Kurdish forces said on Saturday that they recaptured several towns and villages held by Isis in the north, while Iraqi government forces said they reclaimed the town of Jurf al-Sakhr, 50km south of Baghdad.
The US Central Command said the Iraqi and Kurdish ground forces were backed by several air strikes by US-led forces on Friday and Saturday.
The air strikes targeted Isis forces in Mosul in the north, Fallujah in the western Anbar province, and the oil-rich area around Baiji.
US warplanes also destroyed an Islamic State artillery piece near the besieged town of Kobani in Syria. Reports from Kobani suggested Islamic State fighters attacking the town may have used an unidentified chemical weapon.
A Kurdish intelligence officer told Reuters that his forces launched their advance on Zumar near Mosul from five directions after US air strikes hit Islamist targets.
Iraqi state television said at least 50 Islamic State fighters were killed and 10 vehicles destroyed in the raids.
Government forces said that as well as Jurf al-Sakhr, they are also in control of the Shia towns of Najaf and Kerbala.
Provincial governor Sadiq Madloul told Reuters: "We have managed to push out Islamic State terrorists from the town of Jurf al-Sakhar today and now we are raising the Iraqi flag over the government offices."
Some Isis fighters fled towards the western city of Fallujah, while fighting still raged near a bridge linking Jurf al-Sakhar to Anbar.
Raad Hamza, head of the Hilla Provincial Council, said: "There has been a significant collapse among Islamic State fighters. Attacks by Iraqi army helicopters have not stopped since yesterday."
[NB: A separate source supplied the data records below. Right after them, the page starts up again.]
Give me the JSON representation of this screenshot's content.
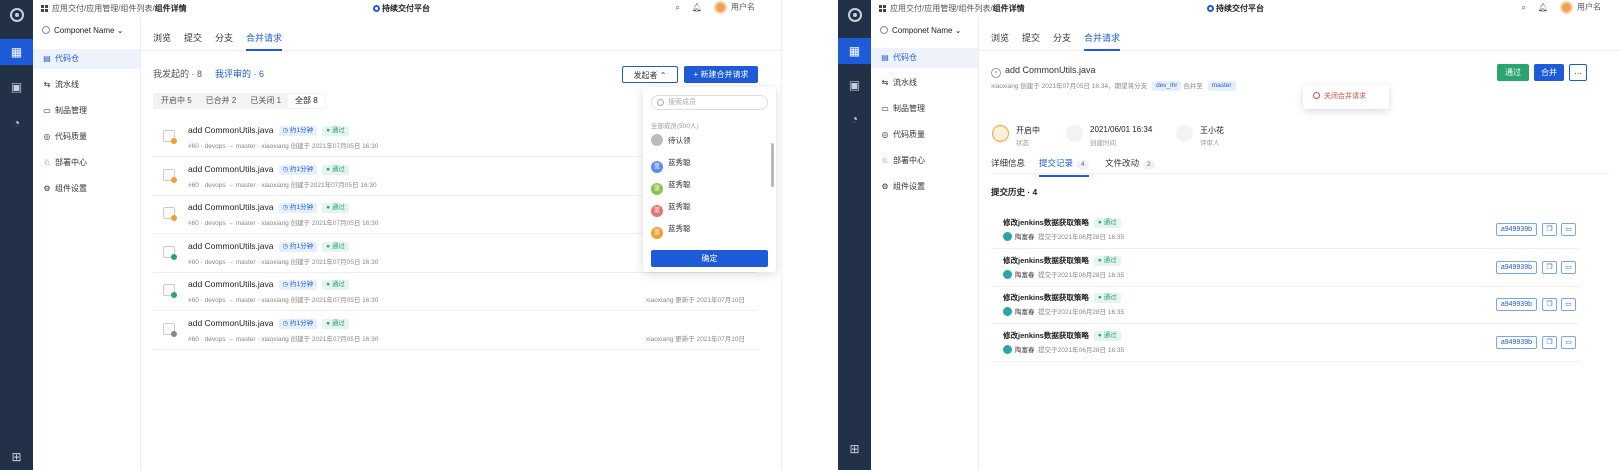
{
  "topbar": {
    "breadcrumb_prefix": "应用交付/应用管理/组件列表/",
    "breadcrumb_current": "组件详情",
    "platform": "持续交付平台",
    "username": "用户名",
    "search_icon": "search-icon",
    "bell_icon": "bell-icon"
  },
  "sidebar": {
    "project": "Componet Name",
    "items": [
      {
        "label": "代码仓",
        "icon": "repo-icon"
      },
      {
        "label": "流水线",
        "icon": "pipeline-icon"
      },
      {
        "label": "制品管理",
        "icon": "artifact-icon"
      },
      {
        "label": "代码质量",
        "icon": "quality-icon"
      },
      {
        "label": "部署中心",
        "icon": "deploy-icon"
      },
      {
        "label": "组件设置",
        "icon": "gear-icon"
      }
    ]
  },
  "tabs": [
    "浏览",
    "提交",
    "分支",
    "合并请求"
  ],
  "left": {
    "filter_mine": "我发起的 · 8",
    "filter_review": "我评审的 · 6",
    "initiator_btn": "发起者",
    "new_btn": "+ 新建合并请求",
    "segments": [
      "开启中 5",
      "已合并 2",
      "已关闭 1",
      "全部 8"
    ],
    "rows": [
      {
        "title": "add CommonUtils.java",
        "time_tag": "约1分钟",
        "status": "通过",
        "meta": "#60 · devops → master · xiaoxiang 创建于 2021年07月05日 16:30",
        "updated": "",
        "dot": "#f0a030"
      },
      {
        "title": "add CommonUtils.java",
        "time_tag": "约1分钟",
        "status": "通过",
        "meta": "#60 · devops → master · xiaoxiang 创建于2021年07月05日 16:30",
        "updated": "",
        "dot": "#f0a030"
      },
      {
        "title": "add CommonUtils.java",
        "time_tag": "约1分钟",
        "status": "通过",
        "meta": "#60 · devops → master · xiaoxiang 创建于 2021年07月05日 16:30",
        "updated": "",
        "dot": "#f0a030"
      },
      {
        "title": "add CommonUtils.java",
        "time_tag": "约1分钟",
        "status": "通过",
        "meta": "#60 · devops → master · xiaoxiang 创建于 2021年07月05日 16:30",
        "updated": "",
        "dot": "#2ba471"
      },
      {
        "title": "add CommonUtils.java",
        "time_tag": "约1分钟",
        "status": "通过",
        "meta": "#60 · devops → master · xiaoxiang 创建于 2021年07月05日 16:30",
        "updated": "xiaoxiang 更新于 2021年07月10日",
        "dot": "#2ba471"
      },
      {
        "title": "add CommonUtils.java",
        "time_tag": "约1分钟",
        "status": "通过",
        "meta": "#60 · devops → master · xiaoxiang 创建于 2021年07月05日 16:30",
        "updated": "xiaoxiang 更新于 2021年07月10日",
        "dot": "#888888"
      }
    ],
    "dropdown": {
      "search_placeholder": "搜索成员",
      "count": "全部成员(500人)",
      "items": [
        {
          "name": "待认领",
          "color": "#bbbbbb",
          "glyph": ""
        },
        {
          "name": "蓝秀聪",
          "color": "#5b8def",
          "glyph": "蓝"
        },
        {
          "name": "蓝秀聪",
          "color": "#8bc34a",
          "glyph": "蓝"
        },
        {
          "name": "蓝秀聪",
          "color": "#e57373",
          "glyph": "蓝"
        },
        {
          "name": "蓝秀聪",
          "color": "#f0a030",
          "glyph": "蓝"
        }
      ],
      "confirm": "确定"
    }
  },
  "right": {
    "title": "add CommonUtils.java",
    "meta_prefix": "xiaoxiang 创建于 2021年07月05日 16:34，期望将分支",
    "branch_from": "dev_lhr",
    "meta_mid": "合并至",
    "branch_to": "master",
    "approve_btn": "通过",
    "merge_btn": "合并",
    "close_mr": "关闭合并请求",
    "status": [
      {
        "value": "开启中",
        "label": "状态",
        "color": "#f5a623"
      },
      {
        "value": "2021/06/01 16:34",
        "label": "创建时间",
        "color": "#888888"
      },
      {
        "value": "王小花",
        "label": "评审人",
        "color": "#888888"
      }
    ],
    "content_tabs": [
      {
        "label": "详细信息",
        "count": ""
      },
      {
        "label": "提交记录",
        "count": "4"
      },
      {
        "label": "文件改动",
        "count": "2"
      }
    ],
    "history_title": "提交历史 · 4",
    "commits": [
      {
        "title": "修改jenkins数据获取策略",
        "status": "通过",
        "author": "陶富春",
        "time": "提交于2021年06月28日 16:35",
        "hash": "a949939b"
      },
      {
        "title": "修改jenkins数据获取策略",
        "status": "通过",
        "author": "陶富春",
        "time": "提交于2021年06月28日 16:35",
        "hash": "a949939b"
      },
      {
        "title": "修改jenkins数据获取策略",
        "status": "通过",
        "author": "陶富春",
        "time": "提交于2021年06月28日 16:35",
        "hash": "a949939b"
      },
      {
        "title": "修改jenkins数据获取策略",
        "status": "通过",
        "author": "陶富春",
        "time": "提交于2021年06月28日 16:35",
        "hash": "a949939b"
      }
    ]
  }
}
On Thursday, the UK-based Syrian Observatory of Human Rights said US-led strikes in Syria have killed over 500 militants and 32 civilians.